Task input:
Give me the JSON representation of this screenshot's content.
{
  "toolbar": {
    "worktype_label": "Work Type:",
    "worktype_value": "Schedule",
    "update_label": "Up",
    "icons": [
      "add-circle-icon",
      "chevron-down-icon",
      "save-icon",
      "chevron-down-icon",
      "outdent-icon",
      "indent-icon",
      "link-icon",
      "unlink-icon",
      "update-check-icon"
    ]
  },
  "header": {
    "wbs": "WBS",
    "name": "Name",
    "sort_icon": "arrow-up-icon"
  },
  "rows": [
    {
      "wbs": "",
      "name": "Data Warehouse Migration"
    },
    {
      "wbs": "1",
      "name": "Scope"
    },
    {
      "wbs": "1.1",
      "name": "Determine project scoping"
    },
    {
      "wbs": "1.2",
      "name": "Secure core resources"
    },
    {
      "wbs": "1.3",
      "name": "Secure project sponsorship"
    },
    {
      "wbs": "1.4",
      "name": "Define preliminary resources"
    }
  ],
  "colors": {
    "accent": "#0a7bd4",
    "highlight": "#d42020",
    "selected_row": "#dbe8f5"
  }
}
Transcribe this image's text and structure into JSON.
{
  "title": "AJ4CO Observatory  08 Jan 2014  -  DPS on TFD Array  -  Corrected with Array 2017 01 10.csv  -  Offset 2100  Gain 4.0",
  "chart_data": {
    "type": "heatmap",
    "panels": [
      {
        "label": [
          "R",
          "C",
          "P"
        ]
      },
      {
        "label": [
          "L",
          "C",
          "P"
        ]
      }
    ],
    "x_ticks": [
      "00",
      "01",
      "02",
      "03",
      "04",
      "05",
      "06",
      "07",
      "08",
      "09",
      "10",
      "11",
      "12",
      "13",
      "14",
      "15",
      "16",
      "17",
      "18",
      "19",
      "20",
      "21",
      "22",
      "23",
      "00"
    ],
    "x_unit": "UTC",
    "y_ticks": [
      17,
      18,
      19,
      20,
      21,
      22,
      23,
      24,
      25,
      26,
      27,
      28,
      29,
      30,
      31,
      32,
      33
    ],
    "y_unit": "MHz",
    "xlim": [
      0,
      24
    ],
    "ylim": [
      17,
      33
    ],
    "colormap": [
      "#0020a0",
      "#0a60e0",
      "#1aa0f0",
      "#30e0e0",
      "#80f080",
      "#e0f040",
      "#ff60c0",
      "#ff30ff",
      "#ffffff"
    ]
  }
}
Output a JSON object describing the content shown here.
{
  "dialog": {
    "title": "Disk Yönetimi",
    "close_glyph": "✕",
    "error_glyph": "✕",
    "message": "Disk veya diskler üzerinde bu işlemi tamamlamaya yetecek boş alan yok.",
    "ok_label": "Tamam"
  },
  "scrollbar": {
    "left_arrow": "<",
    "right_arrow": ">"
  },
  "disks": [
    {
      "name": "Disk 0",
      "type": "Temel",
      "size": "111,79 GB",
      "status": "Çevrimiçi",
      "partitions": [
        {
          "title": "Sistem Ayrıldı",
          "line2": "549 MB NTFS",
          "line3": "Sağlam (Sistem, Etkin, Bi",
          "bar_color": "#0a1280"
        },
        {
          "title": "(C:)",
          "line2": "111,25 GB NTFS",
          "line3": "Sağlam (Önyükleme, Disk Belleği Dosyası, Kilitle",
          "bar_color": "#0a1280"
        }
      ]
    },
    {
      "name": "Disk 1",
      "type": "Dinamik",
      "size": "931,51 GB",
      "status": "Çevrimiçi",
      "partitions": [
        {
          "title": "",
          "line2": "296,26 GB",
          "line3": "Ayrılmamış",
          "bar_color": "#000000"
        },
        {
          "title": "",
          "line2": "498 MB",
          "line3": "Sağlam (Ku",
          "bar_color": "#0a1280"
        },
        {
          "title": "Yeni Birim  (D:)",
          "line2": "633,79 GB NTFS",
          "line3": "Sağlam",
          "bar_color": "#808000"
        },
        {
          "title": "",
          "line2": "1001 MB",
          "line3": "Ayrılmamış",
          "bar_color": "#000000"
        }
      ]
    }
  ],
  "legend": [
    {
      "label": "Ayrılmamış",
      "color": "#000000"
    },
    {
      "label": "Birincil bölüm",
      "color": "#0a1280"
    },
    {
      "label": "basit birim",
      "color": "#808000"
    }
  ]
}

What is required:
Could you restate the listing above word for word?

Solution:
Give me the JSON representation of this screenshot's content.
{
  "toolbar": {
    "worktype_label": "Work Type:",
    "worktype_value": "Schedule",
    "update_label": "Up",
    "icons": [
      "add-circle-icon",
      "chevron-down-icon",
      "save-icon",
      "chevron-down-icon",
      "outdent-icon",
      "indent-icon",
      "link-icon",
      "unlink-icon",
      "update-check-icon"
    ]
  },
  "header": {
    "wbs": "WBS",
    "name": "Name",
    "sort_icon": "arrow-up-icon"
  },
  "rows": [
    {
      "wbs": "",
      "name": "Data Warehouse Migration"
    },
    {
      "wbs": "1",
      "name": "Scope"
    },
    {
      "wbs": "1.1",
      "name": "Determine project scoping"
    },
    {
      "wbs": "1.2",
      "name": "Secure core resources"
    },
    {
      "wbs": "1.3",
      "name": "Secure project sponsorship"
    },
    {
      "wbs": "1.4",
      "name": "Define preliminary resources"
    }
  ],
  "colors": {
    "accent": "#0a7bd4",
    "highlight": "#d42020",
    "selected_row": "#dbe8f5"
  }
}
Transcribe this image's text and structure into JSON.
{
  "title": "AJ4CO Observatory  08 Jan 2014  -  DPS on TFD Array  -  Corrected with Array 2017 01 10.csv  -  Offset 2100  Gain 4.0",
  "chart_data": {
    "type": "heatmap",
    "panels": [
      {
        "label": [
          "R",
          "C",
          "P"
        ]
      },
      {
        "label": [
          "L",
          "C",
          "P"
        ]
      }
    ],
    "x_ticks": [
      "00",
      "01",
      "02",
      "03",
      "04",
      "05",
      "06",
      "07",
      "08",
      "09",
      "10",
      "11",
      "12",
      "13",
      "14",
      "15",
      "16",
      "17",
      "18",
      "19",
      "20",
      "21",
      "22",
      "23",
      "00"
    ],
    "x_unit": "UTC",
    "y_ticks": [
      17,
      18,
      19,
      20,
      21,
      22,
      23,
      24,
      25,
      26,
      27,
      28,
      29,
      30,
      31,
      32,
      33
    ],
    "y_unit": "MHz",
    "xlim": [
      0,
      24
    ],
    "ylim": [
      17,
      33
    ],
    "colormap": [
      "#0020a0",
      "#0a60e0",
      "#1aa0f0",
      "#30e0e0",
      "#80f080",
      "#e0f040",
      "#ff60c0",
      "#ff30ff",
      "#ffffff"
    ]
  }
}
Output a JSON object describing the content shown here.
{
  "dialog": {
    "title": "Disk Yönetimi",
    "close_glyph": "✕",
    "error_glyph": "✕",
    "message": "Disk veya diskler üzerinde bu işlemi tamamlamaya yetecek boş alan yok.",
    "ok_label": "Tamam"
  },
  "scrollbar": {
    "left_arrow": "<",
    "right_arrow": ">"
  },
  "disks": [
    {
      "name": "Disk 0",
      "type": "Temel",
      "size": "111,79 GB",
      "status": "Çevrimiçi",
      "partitions": [
        {
          "title": "Sistem Ayrıldı",
          "line2": "549 MB NTFS",
          "line3": "Sağlam (Sistem, Etkin, Bi",
          "bar_color": "#0a1280"
        },
        {
          "title": "(C:)",
          "line2": "111,25 GB NTFS",
          "line3": "Sağlam (Önyükleme, Disk Belleği Dosyası, Kilitle",
          "bar_color": "#0a1280"
        }
      ]
    },
    {
      "name": "Disk 1",
      "type": "Dinamik",
      "size": "931,51 GB",
      "status": "Çevrimiçi",
      "partitions": [
        {
          "title": "",
          "line2": "296,26 GB",
          "line3": "Ayrılmamış",
          "bar_color": "#000000"
        },
        {
          "title": "",
          "line2": "498 MB",
          "line3": "Sağlam (Ku",
          "bar_color": "#0a1280"
        },
        {
          "title": "Yeni Birim  (D:)",
          "line2": "633,79 GB NTFS",
          "line3": "Sağlam",
          "bar_color": "#808000"
        },
        {
          "title": "",
          "line2": "1001 MB",
          "line3": "Ayrılmamış",
          "bar_color": "#000000"
        }
      ]
    }
  ],
  "legend": [
    {
      "label": "Ayrılmamış",
      "color": "#000000"
    },
    {
      "label": "Birincil bölüm",
      "color": "#0a1280"
    },
    {
      "label": "basit birim",
      "color": "#808000"
    }
  ]
}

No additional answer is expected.